Bulldogs win fourth straight regional title

May 25—MAHOMET — Mahomet-Seymour heard its doubters heading into this season. That this would be a rebuilding year for the Bulldogs' baseball team. That not having Blake Wolters, now pitching in Class A for the Columbia Fireflies in the Kansas City Royals organization, would make that much of a difference.

Cue two-plus months of proving those people wrong with Saturday as good an example as any.

A sixth-inning rally against Bloomington — with a solid display of situational baseball — helped Mahomet-Seymour top the Purple Raiders 4-3 and win the program's fourth consecutive Class 3A regional title.

"I think that a lot of people thought we wouldn't come back this year," Mahomet-Seymour junior designated hitter Nolan Johnson said. "That it was a rebuilding year. We took that to heart. We wanted to be better than the team last year. We grinded during practices, and we're showing everybody that we're here to play."

"A lot of doubts coming into this season — especially with Blake Wolters not being with us anymore — but it put a fire under us," Mahomet-Seymour junior first baseman Ray Long added.

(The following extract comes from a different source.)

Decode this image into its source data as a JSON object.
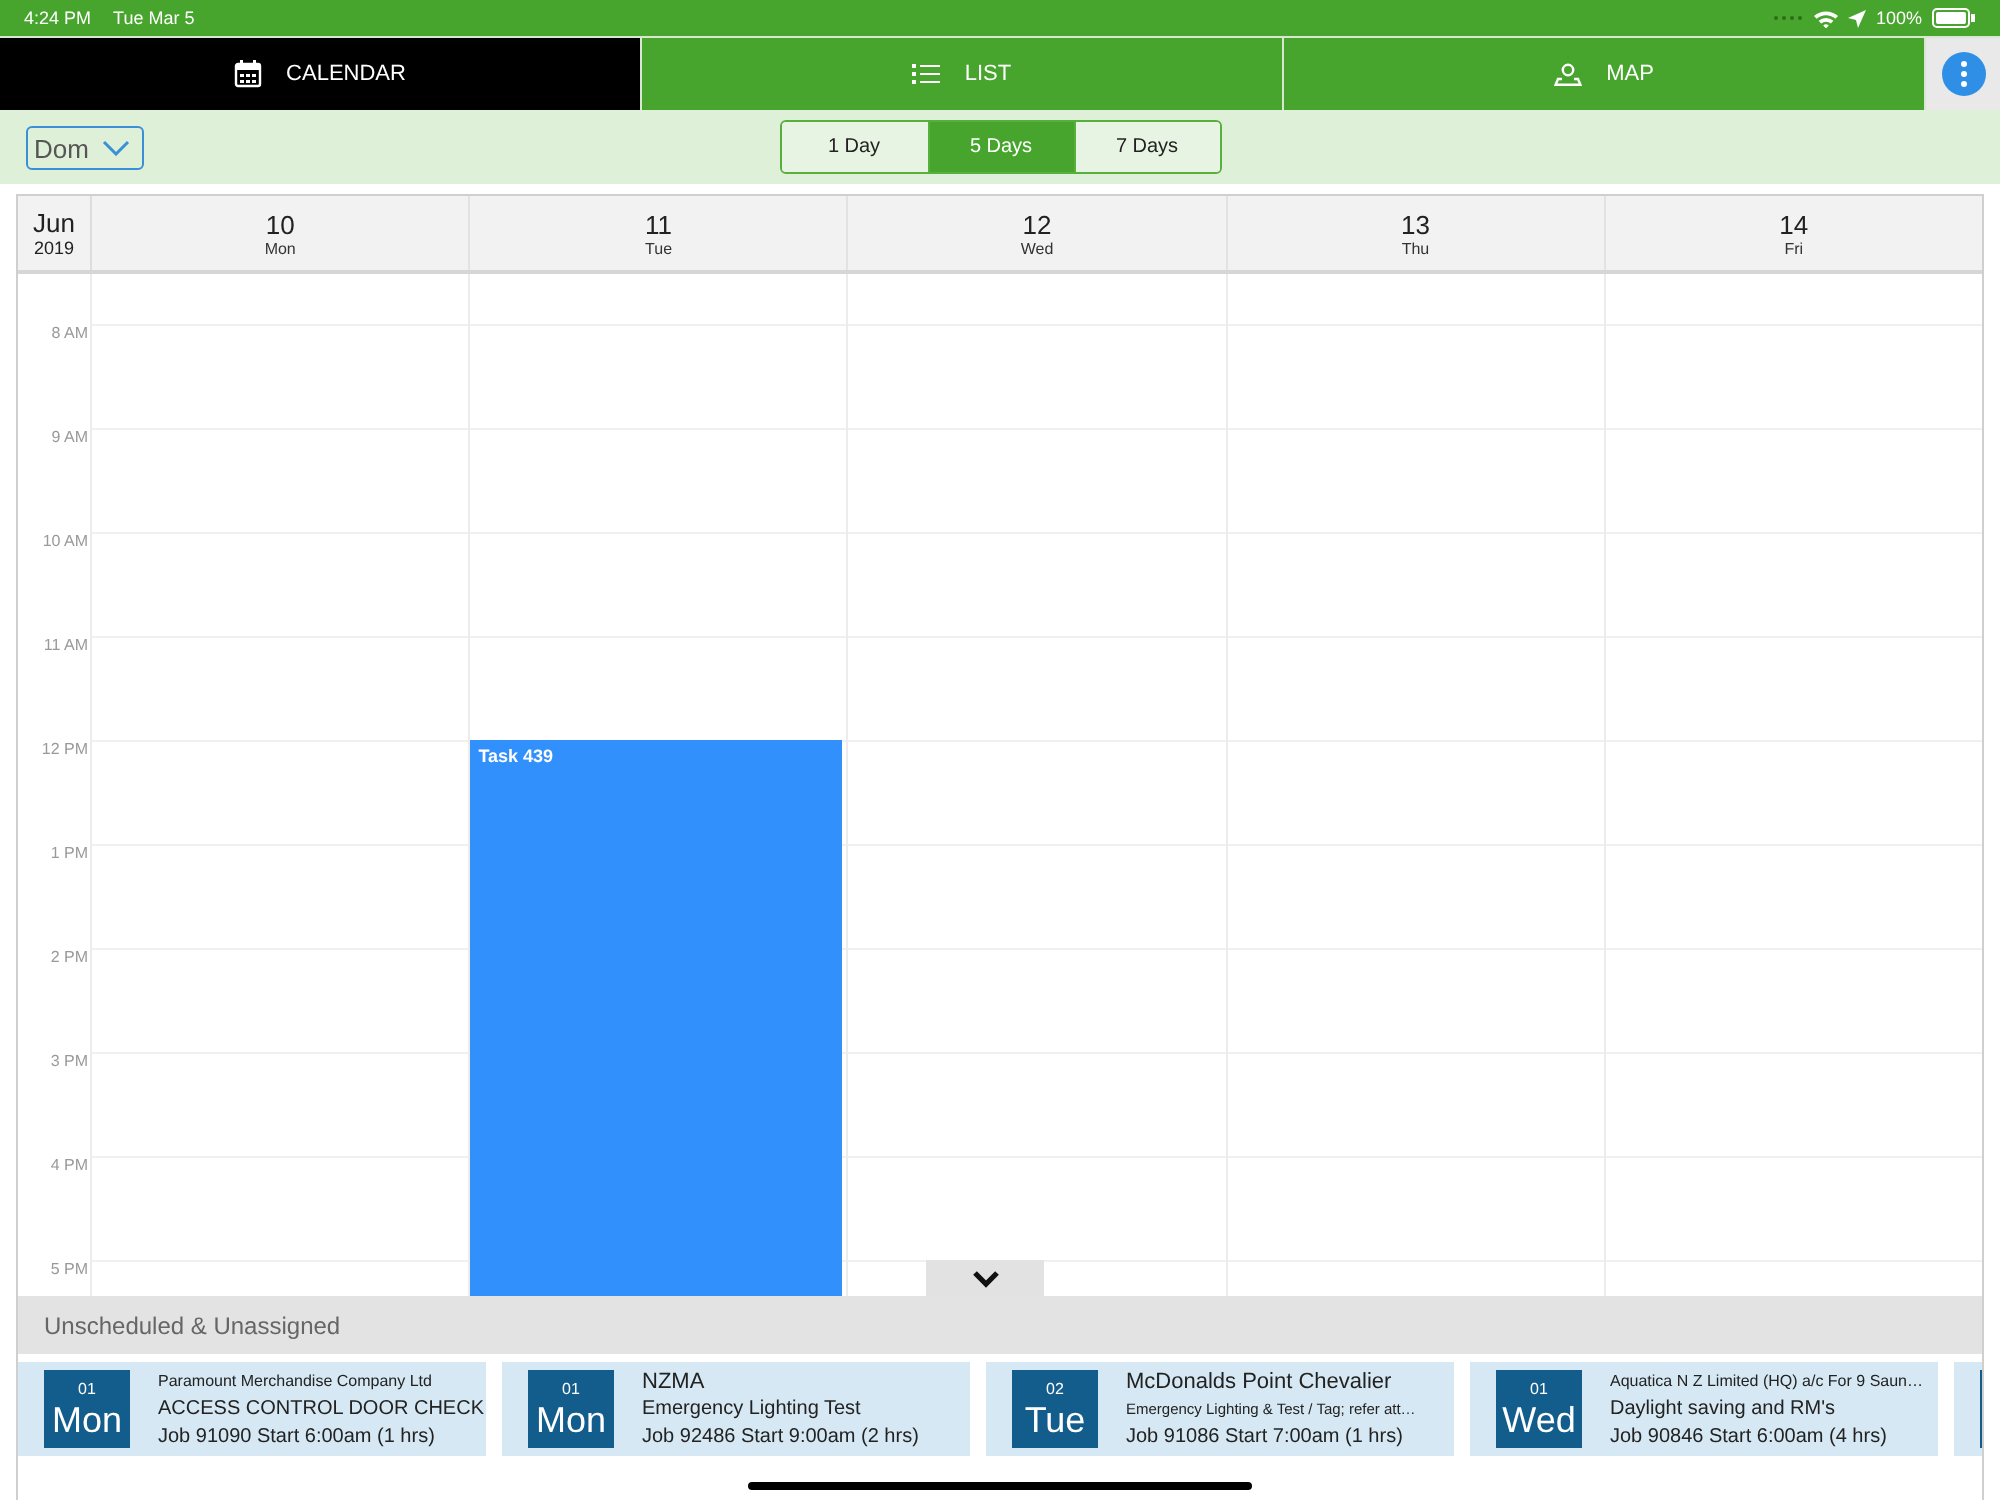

Winning regional titles has become the expectation of late for Mahomet-Seymour. The Bulldogs won two regional championships in three years when Nic DiFilippo first took over the program in 2007 and then went nearly a dozen years without. The past four seasons marked a resurgence, with four regional titles to go along with 99 wins and counting.

"We talk about it all the time," DiFilippo said. "This is the expectation. This is what we want to do. This is why we play the game. Everything from seventh grade up with these kids we're building toward. Now, it's getting through the sectional. That's the next goal."

Mahomet-Seymour (25-8) will play Chatham Glenwood (30-5) at 2 p.m. Wednesday in the first of two sectional semifinals that day in Rochester. The Bulldogs lost in the semifinals in 2021 and 2023 and dropped a title game to the Titans in 2022.

"It's confidence, right?" DiFilippo said of breaking through at the sectional level. "The first couple times you're there it's a new environment. This is not new. We've seen Chatham, it seems like, all the time in the postseason. It's us and them in the sectional every year, and sometimes we match up. We've got a little chip on our shoulder. We want to go get them for obviously beating us a couple years ago to go to the super."

Mahomet-Seymour is in position to try and add a sectional championship to its trophy haul because of sound situational baseball late against Bloomington. Long and Johnson delivered in the bottom of the sixth inning to help the Bulldogs regain the lead they would hold in the seventh to beat the Purple Raiders.

Finn Randolph drew a one-out walk and Gavin Bailey was hit by a pitch to start Mahomet-Seymour's sixth-inning rally. Long then lined a 2-1 pitch up the middle to score Randolph. Johnson came through the very next pitch on a squeeze play that scored Bailey.

"We were that close to blowing the game wide open," DiFilippo said. The Bulldogs stranded nine runners on base between scoring two runs in the second inning and their two-run sixth.

"We had plenty of runners on base," DiFilippo continued. "It was a matter of who was going to come through in the clutch. We got it. That's the situation, first and third, we love to bunt on all the time. It paid off. Game winner."

That situation was one Mahomet-Seymour has also run through consistently in practice. That preparation, the Bulldogs said, made a difference when they had to perform against Bloomington with a regional title on the line.

"Situations like that just become second nature," Long said. "Can't thank the coaching staff more for helping us get to this point of the season."

And Long said he "never had more faith" in anyone than he did Johnson to come through with the bunt that drove in the go-ahead run. Johnson was pretty confident, too.

"I knew I was capable and able to put that bunt down," Johnson said. "(DiFilippo) told me first-pitch bunt, and I was ready to go. I think it was flawless. We work on it a lot in practice, and I think it really shows when the big moment comes up."